• **Work to be completed**:
Each entry in the listing below should be restated word for word.

• **Material for the task**:
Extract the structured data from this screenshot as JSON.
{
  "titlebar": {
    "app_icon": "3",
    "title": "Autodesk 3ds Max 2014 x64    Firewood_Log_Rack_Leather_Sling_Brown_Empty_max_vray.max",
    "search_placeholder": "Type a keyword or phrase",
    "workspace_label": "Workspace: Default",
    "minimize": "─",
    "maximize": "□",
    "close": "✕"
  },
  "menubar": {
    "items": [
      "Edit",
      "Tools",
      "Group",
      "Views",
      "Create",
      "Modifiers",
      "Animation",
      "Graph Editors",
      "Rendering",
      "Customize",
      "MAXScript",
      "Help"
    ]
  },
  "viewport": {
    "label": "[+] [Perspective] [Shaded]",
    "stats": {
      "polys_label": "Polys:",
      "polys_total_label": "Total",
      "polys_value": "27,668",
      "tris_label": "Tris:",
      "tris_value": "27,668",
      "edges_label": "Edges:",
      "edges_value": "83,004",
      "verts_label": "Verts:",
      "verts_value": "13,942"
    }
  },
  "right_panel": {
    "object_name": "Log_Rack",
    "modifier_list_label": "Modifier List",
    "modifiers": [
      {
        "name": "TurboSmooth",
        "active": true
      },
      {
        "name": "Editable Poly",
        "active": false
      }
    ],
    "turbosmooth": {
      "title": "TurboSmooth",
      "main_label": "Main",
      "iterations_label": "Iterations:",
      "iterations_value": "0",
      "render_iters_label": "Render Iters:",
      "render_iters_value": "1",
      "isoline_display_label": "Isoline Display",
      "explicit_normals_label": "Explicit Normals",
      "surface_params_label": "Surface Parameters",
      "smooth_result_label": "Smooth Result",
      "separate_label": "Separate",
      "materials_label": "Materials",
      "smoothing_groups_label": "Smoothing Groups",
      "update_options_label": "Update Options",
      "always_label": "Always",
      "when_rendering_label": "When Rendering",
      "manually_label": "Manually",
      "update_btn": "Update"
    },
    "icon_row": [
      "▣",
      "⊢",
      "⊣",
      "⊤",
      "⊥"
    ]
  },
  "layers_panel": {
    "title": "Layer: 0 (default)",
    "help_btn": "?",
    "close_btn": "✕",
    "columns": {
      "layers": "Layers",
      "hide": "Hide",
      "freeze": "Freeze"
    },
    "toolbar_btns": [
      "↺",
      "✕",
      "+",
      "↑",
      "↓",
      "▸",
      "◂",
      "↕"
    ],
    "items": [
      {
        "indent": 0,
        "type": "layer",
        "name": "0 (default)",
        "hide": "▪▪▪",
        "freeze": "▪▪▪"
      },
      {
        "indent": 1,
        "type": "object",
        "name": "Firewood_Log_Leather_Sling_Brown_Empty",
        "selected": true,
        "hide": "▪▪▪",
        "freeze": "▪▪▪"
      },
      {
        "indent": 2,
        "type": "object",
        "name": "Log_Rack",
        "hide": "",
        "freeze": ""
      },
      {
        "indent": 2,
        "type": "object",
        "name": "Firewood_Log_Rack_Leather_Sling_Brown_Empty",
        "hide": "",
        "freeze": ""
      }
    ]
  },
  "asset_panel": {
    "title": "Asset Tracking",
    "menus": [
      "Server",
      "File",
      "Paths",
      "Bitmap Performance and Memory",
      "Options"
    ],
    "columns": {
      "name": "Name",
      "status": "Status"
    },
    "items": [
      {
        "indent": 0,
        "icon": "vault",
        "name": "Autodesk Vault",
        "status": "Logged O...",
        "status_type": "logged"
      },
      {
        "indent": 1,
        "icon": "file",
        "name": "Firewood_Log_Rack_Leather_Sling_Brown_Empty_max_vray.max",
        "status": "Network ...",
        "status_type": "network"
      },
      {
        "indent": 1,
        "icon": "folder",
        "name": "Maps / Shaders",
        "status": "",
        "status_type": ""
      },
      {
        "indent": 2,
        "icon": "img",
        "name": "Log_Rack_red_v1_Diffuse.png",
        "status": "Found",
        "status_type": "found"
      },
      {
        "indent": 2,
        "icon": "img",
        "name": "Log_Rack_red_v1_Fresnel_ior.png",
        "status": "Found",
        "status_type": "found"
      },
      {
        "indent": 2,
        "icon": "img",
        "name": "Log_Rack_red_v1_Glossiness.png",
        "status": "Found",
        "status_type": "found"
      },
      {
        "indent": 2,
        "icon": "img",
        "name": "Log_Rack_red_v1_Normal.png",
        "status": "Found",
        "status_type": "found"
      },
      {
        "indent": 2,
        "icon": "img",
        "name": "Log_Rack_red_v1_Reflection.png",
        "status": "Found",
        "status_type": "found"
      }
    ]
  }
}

• **Solved exercise**:
Extract the structured data from this screenshot as JSON.
{
  "titlebar": {
    "app_icon": "3",
    "title": "Autodesk 3ds Max 2014 x64    Firewood_Log_Rack_Leather_Sling_Brown_Empty_max_vray.max",
    "search_placeholder": "Type a keyword or phrase",
    "workspace_label": "Workspace: Default",
    "minimize": "─",
    "maximize": "□",
    "close": "✕"
  },
  "menubar": {
    "items": [
      "Edit",
      "Tools",
      "Group",
      "Views",
      "Create",
      "Modifiers",
      "Animation",
      "Graph Editors",
      "Rendering",
      "Customize",
      "MAXScript",
      "Help"
    ]
  },
  "viewport": {
    "label": "[+] [Perspective] [Shaded]",
    "stats": {
      "polys_label": "Polys:",
      "polys_total_label": "Total",
      "polys_value": "27,668",
      "tris_label": "Tris:",
      "tris_value": "27,668",
      "edges_label": "Edges:",
      "edges_value": "83,004",
      "verts_label": "Verts:",
      "verts_value": "13,942"
    }
  },
  "right_panel": {
    "object_name": "Log_Rack",
    "modifier_list_label": "Modifier List",
    "modifiers": [
      {
        "name": "TurboSmooth",
        "active": true
      },
      {
        "name": "Editable Poly",
        "active": false
      }
    ],
    "turbosmooth": {
      "title": "TurboSmooth",
      "main_label": "Main",
      "iterations_label": "Iterations:",
      "iterations_value": "0",
      "render_iters_label": "Render Iters:",
      "render_iters_value": "1",
      "isoline_display_label": "Isoline Display",
      "explicit_normals_label": "Explicit Normals",
      "surface_params_label": "Surface Parameters",
      "smooth_result_label": "Smooth Result",
      "separate_label": "Separate",
      "materials_label": "Materials",
      "smoothing_groups_label": "Smoothing Groups",
      "update_options_label": "Update Options",
      "always_label": "Always",
      "when_rendering_label": "When Rendering",
      "manually_label": "Manually",
      "update_btn": "Update"
    },
    "icon_row": [
      "▣",
      "⊢",
      "⊣",
      "⊤",
      "⊥"
    ]
  },
  "layers_panel": {
    "title": "Layer: 0 (default)",
    "help_btn": "?",
    "close_btn": "✕",
    "columns": {
      "layers": "Layers",
      "hide": "Hide",
      "freeze": "Freeze"
    },
    "toolbar_btns": [
      "↺",
      "✕",
      "+",
      "↑",
      "↓",
      "▸",
      "◂",
      "↕"
    ],
    "items": [
      {
        "indent": 0,
        "type": "layer",
        "name": "0 (default)",
        "hide": "▪▪▪",
        "freeze": "▪▪▪"
      },
      {
        "indent": 1,
        "type": "object",
        "name": "Firewood_Log_Leather_Sling_Brown_Empty",
        "selected": true,
        "hide": "▪▪▪",
        "freeze": "▪▪▪"
      },
      {
        "indent": 2,
        "type": "object",
        "name": "Log_Rack",
        "hide": "",
        "freeze": ""
      },
      {
        "indent": 2,
        "type": "object",
        "name": "Firewood_Log_Rack_Leather_Sling_Brown_Empty",
        "hide": "",
        "freeze": ""
      }
    ]
  },
  "asset_panel": {
    "title": "Asset Tracking",
    "menus": [
      "Server",
      "File",
      "Paths",
      "Bitmap Performance and Memory",
      "Options"
    ],
    "columns": {
      "name": "Name",
      "status": "Status"
    },
    "items": [
      {
        "indent": 0,
        "icon": "vault",
        "name": "Autodesk Vault",
        "status": "Logged O...",
        "status_type": "logged"
      },
      {
        "indent": 1,
        "icon": "file",
        "name": "Firewood_Log_Rack_Leather_Sling_Brown_Empty_max_vray.max",
        "status": "Network ...",
        "status_type": "network"
      },
      {
        "indent": 1,
        "icon": "folder",
        "name": "Maps / Shaders",
        "status": "",
        "status_type": ""
      },
      {
        "indent": 2,
        "icon": "img",
        "name": "Log_Rack_red_v1_Diffuse.png",
        "status": "Found",
        "status_type": "found"
      },
      {
        "indent": 2,
        "icon": "img",
        "name": "Log_Rack_red_v1_Fresnel_ior.png",
        "status": "Found",
        "status_type": "found"
      },
      {
        "indent": 2,
        "icon": "img",
        "name": "Log_Rack_red_v1_Glossiness.png",
        "status": "Found",
        "status_type": "found"
      },
      {
        "indent": 2,
        "icon": "img",
        "name": "Log_Rack_red_v1_Normal.png",
        "status": "Found",
        "status_type": "found"
      },
      {
        "indent": 2,
        "icon": "img",
        "name": "Log_Rack_red_v1_Reflection.png",
        "status": "Found",
        "status_type": "found"
      }
    ]
  }
}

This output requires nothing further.